My apologies from
I have not managed to tame this poem,
these scattershot words masquerading as art.
It started as a brief description
of an Italian man who carves a doll
for his granddaughter, freckled and five,
from a pine log found in the Apennines.
I grew distracted with that rhyme—
pine and Apennine—
and my mind wandered like an untethered balloon.
Suddenly I was in St. Peter’s Square
listening to the Pope, who I think is the cat’s pajamas,
as he spoke from the balcony to a gaggle
and pilgrims who had come to find solace
in papal blessings and a carafe of chianti.
I was already in Italy,
so I went with the flow and kept writing.
My Spanish is ramshackle roughshod,
and my Italian never materialized
from the quantum field of linguistic potential,
so my free verse ended in a poetic
I entered a Vatican museum but stumbled
into Dan Brown, who positively insisted
that I hold up a mirror so he could decipher
a seventeenth century manuscript on
naturally written backwards in Portuguese,
and thereby save his latest girlfriend
from being blown up by the Illuminati.
At this point, my legerdemain with words
and I decided that this poem
should be about a cat sunning himself in a window.
He’s content to leave well enough alone.
I mean, William Carlos Williams wrote
that so much depends upon a red wheelbarrow and chickens,
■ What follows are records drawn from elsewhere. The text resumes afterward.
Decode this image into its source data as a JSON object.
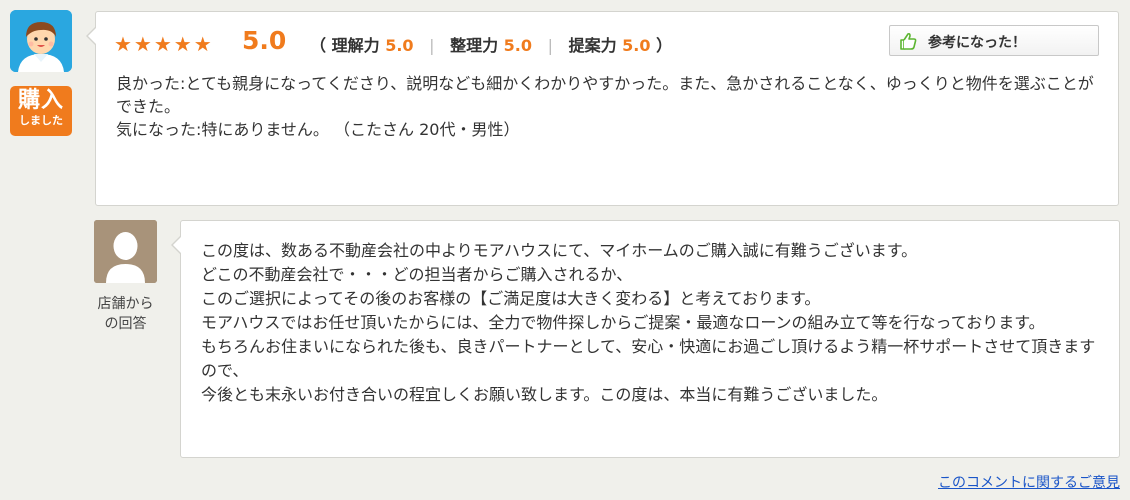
{
  "review": {
    "stars": "★★★★★",
    "score": "5.0",
    "subscores": [
      {
        "label": "理解力",
        "value": "5.0"
      },
      {
        "label": "整理力",
        "value": "5.0"
      },
      {
        "label": "提案力",
        "value": "5.0"
      }
    ],
    "open_paren": "（",
    "close_paren": "）",
    "separator": "|",
    "helpful_label": "参考になった！",
    "good_line": "良かった:とても親身になってくださり、説明なども細かくわかりやすかった。また、急かされることなく、ゆっくりと物件を選ぶことができた。",
    "concern_line": "気になった:特にありません。 （こたさん 20代・男性）"
  },
  "badge": {
    "line1": "購入",
    "line2": "しました"
  },
  "shop_reply": {
    "label_line1": "店舗から",
    "label_line2": "の回答",
    "lines": [
      "この度は、数ある不動産会社の中よりモアハウスにて、マイホームのご購入誠に有難うございます。",
      "どこの不動産会社で・・・どの担当者からご購入されるか、",
      "このご選択によってその後のお客様の【ご満足度は大きく変わる】と考えております。",
      "モアハウスではお任せ頂いたからには、全力で物件探しからご提案・最適なローンの組み立て等を行なっております。",
      "もちろんお住まいになられた後も、良きパートナーとして、安心・快適にお過ごし頂けるよう精一杯サポートさせて頂きますので、",
      "今後とも末永いお付き合いの程宜しくお願い致します。この度は、本当に有難うございました。"
    ]
  },
  "feedback_link": "このコメントに関するご意見",
  "colors": {
    "accent": "#f07b1d",
    "avatar_bg": "#2aa7e0",
    "shop_avatar_bg": "#a8937a",
    "link": "#1a55c8"
  },
  "icons": [
    "user-avatar-icon",
    "shop-avatar-icon",
    "thumbs-up-icon",
    "star-icon"
  ]
}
so why not a cat, sans pajamas, who believes
that so much depends upon a warm windowsill?